We can tell what stars are made of by the colors missing from their spectra, but that’s not really true for hot, rapidly rotating stars. These stars lack convective envelopes, so they lack magnetic dynamos, so they do not spin down as they age. As a result of their rapid rotation, the Doppler shift blurs out their lines and its hard to get a precise measurement of their abundances (except hydrogen, whose lines are so deep you can’t miss them, even blurred out).
But one astronomer’s trash is another’s treasure. These rapidly rotating stars make great sources of light for calibrating spectrographs because you can be sure that any spectral features you *do* see are due to your instrument, not the star. And these stars can be very bright, so it’s a quick test.
The problem is that not all hot stars rotate quickly enough to be “good” calibrators. For instance, here’s what a small portion of a rapid rotator looks like:
This star’s spectrum is flat (or slightly sloped) in this small region of the blue. The overall mountain shape is the response of the spectrograph, which this star lets you model. The “fuzz” is photon noise—by chance some channels get more photons than others. The spike in the middle is a “cosmic ray” event—a high energy particle from somewhere in the dome struck the detector and caused a spike. The only thing here that’s due to the star are some barely perceptible wiggles.
Here’s a “bad” calibrator star, that is not spinning fast enough to be a “good” calibrator:
Not smooth at all! Those “bites” taken out are due to elements in the star’s atmosphere absorbing certain shades of blue light, and the bowl shape is due to the way different parts of the stellar surface are moving towards and away from us as the star rotates.
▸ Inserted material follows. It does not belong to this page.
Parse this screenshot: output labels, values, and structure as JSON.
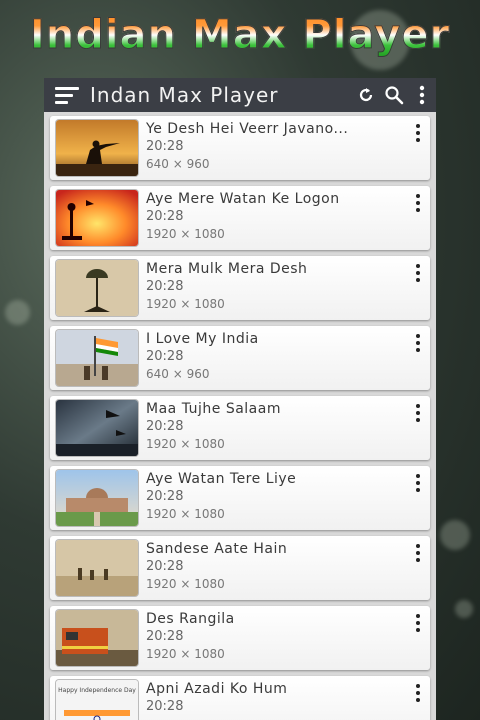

So which stars are “good” and which are “bad” for calibrating high resolution spectrographs Published values of their rotation speeds turn out to be an unreliable guide for this, so observers over the years make lists of “good” hot star calibrators. For instance, when I need a “good” hot star, I ask Howard Isaacson at Berkeley, who has a list carefully compiled by Kelsey Clubb. At Berkeley, Kelsey Club went through the California Planet Survey’s library of hot star spectra and separated the wheat from the chaff, which is really useful!
This sort of list isn’t usually publishable—it’s not the sort of scientific advance or discovery that usually warrants a peer-reviewed paper. But it is the sort of thing scientists should share and that Kelsey should get credit for.
Now, thanks to the new AAS journal “Research Notes of the American Astronomical Society”, we have a good way to share the list. This new journal is not peer reviewed, but it is free, curated, and has a science editor who accepts papers. They can only be 1,000 words, have one figure or table, and they do not have to be new or novel or anything—just interesting.
But why not just put it to the arXiv, and skip the 1,000 word limit thing? Well, Geoff Bower asked the same thing on the Twitter, and I came up with two big reasons: RNAAS will curate machine-readable tables, which is great, and as a AAS journal, if your result is (unlike this one) newsworthy, it might get picked up by AAS Nova. Editor Chris Lintott points out a third:
Permanent DoI too, which helps with long term archiving.
— chrislintott (@chrislintott) March 23, 2018
Anyway, as a journal that emphasizes utility and curates tables, it is the perfect place for Kelsey’s list, so that’s where we published it. You can find it here.
I was actually worried this would happen. When RNAAS came out, and then when Overleaf linked directly to it for submissions, I got worried I’d like it too much:
This is cool:https://t.co/mUKNqhvSXv
If I ever find some free time, this combination of Overleaf and RNASS might prove to be pretty potent.
— Jason Wright (@Astro_Wright) November 10, 2017
and (despite my misspelling of RNAAS) I was right. I’ve now submitted or supervised five of these. Here are the others:
I may have a problem…